Discriminated unions in C#

Discriminated unions are an expressive construct used to describe values that can be modeled under one or more cases. This is the syntax as in MSDN documentation:

type type-name =
   | case-identifier1 [of type1 [ * type2 ...]
   | case-identifier2 [of type3 [ * type4 ...]

Discriminated unions describe also F# lists and when recursive they can model tree data structure.

Let’s start with an example that models the booking in a vacation facility:

type Booking =
    | Free
    | Single of DateTime
    | Range of DateTime * DateTime

This type can be used to define following values:

let free = Free
let single = Single(DateTime(2013,04,23))
let range = Range(DateTime(2013,04,23), DateTime(2013,04,26))

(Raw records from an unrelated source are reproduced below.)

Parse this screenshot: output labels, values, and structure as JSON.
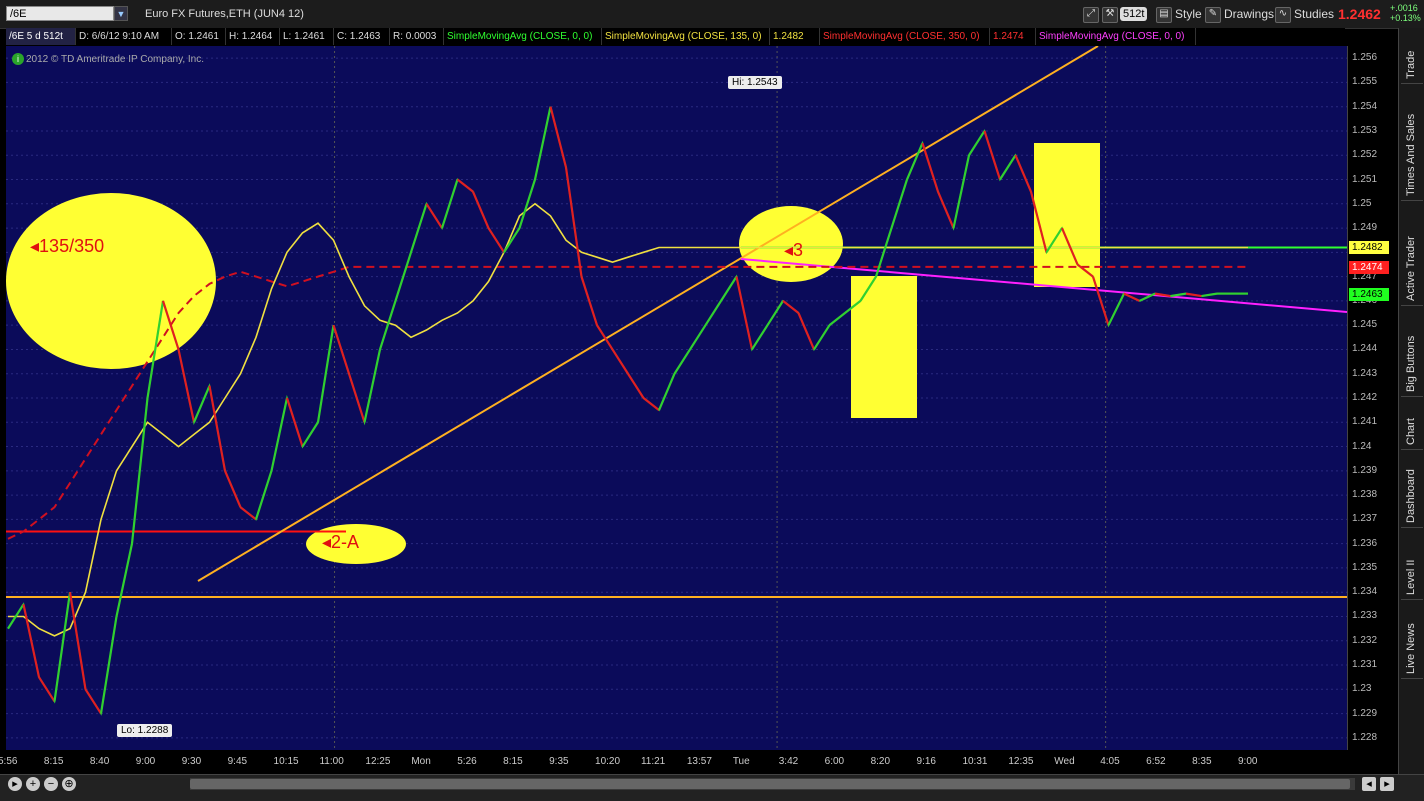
{
  "toolbar": {
    "symbol": "/6E",
    "description": "Euro FX Futures,ETH (JUN4 12)",
    "aggregation": "512t",
    "style_label": "Style",
    "drawings_label": "Drawings",
    "studies_label": "Studies",
    "last_price": "1.2462",
    "change_abs": "+.0016",
    "change_pct": "+0.13%"
  },
  "header": {
    "symbol_period": "/6E 5 d 512t",
    "date": "D: 6/6/12 9:10 AM",
    "open": "O: 1.2461",
    "high": "H: 1.2464",
    "low": "L: 1.2461",
    "close": "C: 1.2463",
    "range": "R: 0.0003",
    "study1": "SimpleMovingAvg (CLOSE, 0, 0)",
    "study2": "SimpleMovingAvg (CLOSE, 135, 0)",
    "study2_value": "1.2482",
    "study3": "SimpleMovingAvg (CLOSE, 350, 0)",
    "study3_value": "1.2474",
    "study4": "SimpleMovingAvg (CLOSE, 0, 0)"
  },
  "copyright": "2012 © TD Ameritrade IP Company, Inc.",
  "callouts": {
    "hi": "Hi: 1.2543",
    "lo": "Lo: 1.2288"
  },
  "annotations": {
    "a1": "135/350",
    "a2": "2-A",
    "a3": "3"
  },
  "price_tags": [
    {
      "value": "1.2482",
      "bg": "#ffff40",
      "fg": "#000000"
    },
    {
      "value": "1.2474",
      "bg": "#ff2020",
      "fg": "#ffffff"
    },
    {
      "value": "1.2463",
      "bg": "#20ff20",
      "fg": "#000000"
    }
  ],
  "side_tabs": [
    "Trade",
    "Times And Sales",
    "Active Trader",
    "Big Buttons",
    "Chart",
    "Dashboard",
    "Level II",
    "Live News"
  ],
  "colors": {
    "background": "#0b0b5a",
    "sma135": "#f0e040",
    "sma350": "#d01020",
    "trendline": "#ffb020",
    "magenta": "#ff20ff",
    "green_line": "#30ff30",
    "highlight": "#ffff33"
  },
  "chart_data": {
    "type": "line",
    "title": "",
    "ylim": [
      1.2275,
      1.2565
    ],
    "y_ticks": [
      "1.256",
      "1.255",
      "1.254",
      "1.253",
      "1.252",
      "1.251",
      "1.25",
      "1.249",
      "1.248",
      "1.247",
      "1.246",
      "1.245",
      "1.244",
      "1.243",
      "1.242",
      "1.241",
      "1.24",
      "1.239",
      "1.238",
      "1.237",
      "1.236",
      "1.235",
      "1.234",
      "1.233",
      "1.232",
      "1.231",
      "1.23",
      "1.229",
      "1.228"
    ],
    "x_ticks": [
      "5:56",
      "8:15",
      "8:40",
      "9:00",
      "9:30",
      "9:45",
      "10:15",
      "11:00",
      "12:25",
      "Mon",
      "5:26",
      "8:15",
      "9:35",
      "10:20",
      "11:21",
      "13:57",
      "Tue",
      "3:42",
      "6:00",
      "8:20",
      "9:16",
      "10:31",
      "12:35",
      "Wed",
      "4:05",
      "6:52",
      "8:35",
      "9:00"
    ],
    "x": [
      0,
      3,
      6,
      9,
      12,
      15,
      18,
      21,
      24,
      27,
      30,
      33,
      36,
      39,
      42,
      45,
      48,
      51,
      54,
      57,
      60,
      63,
      66,
      69,
      72,
      75,
      78,
      81,
      84,
      87,
      90,
      93,
      96,
      99,
      102,
      105,
      108,
      111,
      114,
      117,
      120,
      123,
      126,
      129,
      132,
      135,
      138,
      141,
      144,
      147,
      150,
      153,
      156,
      159,
      162,
      165,
      168,
      171,
      174,
      177,
      180,
      183,
      186,
      189,
      192,
      195,
      198,
      201,
      204,
      207,
      210,
      213,
      216,
      219,
      222,
      225,
      228,
      231,
      234,
      237,
      240
    ],
    "series": [
      {
        "values": [
          1.2325,
          1.2335,
          1.2305,
          1.2295,
          1.234,
          1.23,
          1.229,
          1.233,
          1.236,
          1.242,
          1.246,
          1.244,
          1.241,
          1.2425,
          1.239,
          1.2375,
          1.237,
          1.239,
          1.242,
          1.24,
          1.241,
          1.245,
          1.243,
          1.241,
          1.244,
          1.246,
          1.248,
          1.25,
          1.249,
          1.251,
          1.2505,
          1.249,
          1.248,
          1.249,
          1.251,
          1.254,
          1.2515,
          1.247,
          1.245,
          1.244,
          1.243,
          1.242,
          1.2415,
          1.243,
          1.244,
          1.245,
          1.246,
          1.247,
          1.244,
          1.245,
          1.246,
          1.2455,
          1.244,
          1.245,
          1.2455,
          1.246,
          1.247,
          1.249,
          1.251,
          1.2525,
          1.2505,
          1.249,
          1.252,
          1.253,
          1.251,
          1.252,
          1.2505,
          1.248,
          1.249,
          1.2475,
          1.247,
          1.245,
          1.2463,
          1.246,
          1.2463,
          1.2462,
          1.2463,
          1.2462,
          1.2463,
          1.2463,
          1.2463
        ]
      },
      {
        "values": [
          1.233,
          1.233,
          1.2325,
          1.2322,
          1.2325,
          1.234,
          1.237,
          1.239,
          1.24,
          1.241,
          1.2405,
          1.24,
          1.2405,
          1.241,
          1.242,
          1.243,
          1.2445,
          1.2465,
          1.248,
          1.2488,
          1.2492,
          1.2485,
          1.247,
          1.2458,
          1.2452,
          1.245,
          1.2445,
          1.2448,
          1.2452,
          1.2455,
          1.246,
          1.2468,
          1.248,
          1.2495,
          1.25,
          1.2495,
          1.2485,
          1.248,
          1.2478,
          1.2476,
          1.2478,
          1.248,
          1.2482,
          1.2482,
          1.2482,
          1.2482,
          1.2482,
          1.2482,
          1.2482,
          1.2482,
          1.2482,
          1.2482,
          1.2482,
          1.2482,
          1.2482,
          1.2482,
          1.2482,
          1.2482,
          1.2482,
          1.2482,
          1.2482,
          1.2482,
          1.2482,
          1.2482,
          1.2482,
          1.2482,
          1.2482,
          1.2482,
          1.2482,
          1.2482,
          1.2482,
          1.2482,
          1.2482,
          1.2482,
          1.2482,
          1.2482,
          1.2482,
          1.2482,
          1.2482,
          1.2482,
          1.2482
        ]
      },
      {
        "values": [
          1.2362,
          1.2365,
          1.237,
          1.2375,
          1.2385,
          1.2395,
          1.2405,
          1.2415,
          1.2425,
          1.2435,
          1.2445,
          1.2455,
          1.2462,
          1.2467,
          1.247,
          1.2472,
          1.247,
          1.2468,
          1.2466,
          1.2468,
          1.247,
          1.2472,
          1.2474,
          1.2474,
          1.2474,
          1.2474,
          1.2474,
          1.2474,
          1.2474,
          1.2474,
          1.2474,
          1.2474,
          1.2474,
          1.2474,
          1.2474,
          1.2474,
          1.2474,
          1.2474,
          1.2474,
          1.2474,
          1.2474,
          1.2474,
          1.2474,
          1.2474,
          1.2474,
          1.2474,
          1.2474,
          1.2474,
          1.2474,
          1.2474,
          1.2474,
          1.2474,
          1.2474,
          1.2474,
          1.2474,
          1.2474,
          1.2474,
          1.2474,
          1.2474,
          1.2474,
          1.2474,
          1.2474,
          1.2474,
          1.2474,
          1.2474,
          1.2474,
          1.2474,
          1.2474,
          1.2474,
          1.2474,
          1.2474,
          1.2474,
          1.2474,
          1.2474,
          1.2474,
          1.2474,
          1.2474,
          1.2474,
          1.2474,
          1.2474,
          1.2474
        ]
      }
    ],
    "hlines": [
      1.2338,
      1.2365,
      1.2482
    ],
    "grid": true
  }
}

Main advantage of working with discriminated unions is that we can decompose them using pattern matching:

let describeBooking b =
    match b with
        | Single day -> "vacation on " + day.ToShortDateString()
        | Range (startDay, endDay)  -> "from " + startDay.ToShortDateString() + " to " + endDay.ToShortDateString()
        | _ -> "no vacation"

The function describeBooking matches against a Booking type and returns a descriptive string.

Obviously we only scratched the surface on the subject, so I invite you to read F# documentation or this wiki book.

Discriminated Unions in CSharp

Finally we get to the core of the post, where we I’ll follow the tecnique described in Real World Functional Programming to define discriminated unions in C#.

As you can imagine the OO construct we’ll use is inheritance.

As first we need define an enumeration with all cases:

enum BookingType { Free, Single, Range }

Then an abstract class that accepts the discriminator in the constructor and expose it publicly:

abstract class Booking
  private readonly BookingType tag;<br/>
  protected Booking(BookingType tag)
    this.tag = tag;
  public BookingType Tag
    get { return this.tag; }

Now we define one sealed derived class for each case:

sealed class Free : Booking { public Free() : base(BookingType.Free) }

sealed class Single : Booking
  private readonly DateTime date;<br/>
  public Single(DateTime date)
    : base(BookingType.Single)
    this.date = date;
  public DateTime Date
     get { return this.date; }

sealed class Range : Booking
  private readonly DateTime fromDate;
  private readonly DateTime toDate;<br/>
  public Single(DateTime fromDate, DateTime toDate)
    : base(BookingType.Range)
    this.fromDate = fromDate;
    this.toDate = toDate;
  public DateTime FromDate
     get { return this.fromDate; }
  public DateTime ToDate
     get { return this.toDate; }

Since C# lacks match constuct we can use switch against Tag discriminator and cast specific derivates:

string describeBooking(Booking booking)
  switch (booking.Tag)
    case Booking.Single:
      return "vacation on " + ((Single)booking).Date.ToShortDateString();
    case Booking.Range:
      var range = (Range)booking;
      return "from " + range.FromDate.ToShortDateString() + " to "
        + range.ToDate.ToShortDateString()
      return "no vacation";

It’s clear that this is a particular use of inheritance intended to mimic discriminated unions. Here the lack of extensibility is by design.

I suggest you such construct when the number of cases is predefined or will change little over the time.

I’ll report the same BCL usage of this pattern as in the book quoted above, System.Linq.Expression. In this type the desciminator is named NodeType and is defined as ExpressionType enumeration.

This post is part of YES! to NOOO initiative.

Written on April 23, 2013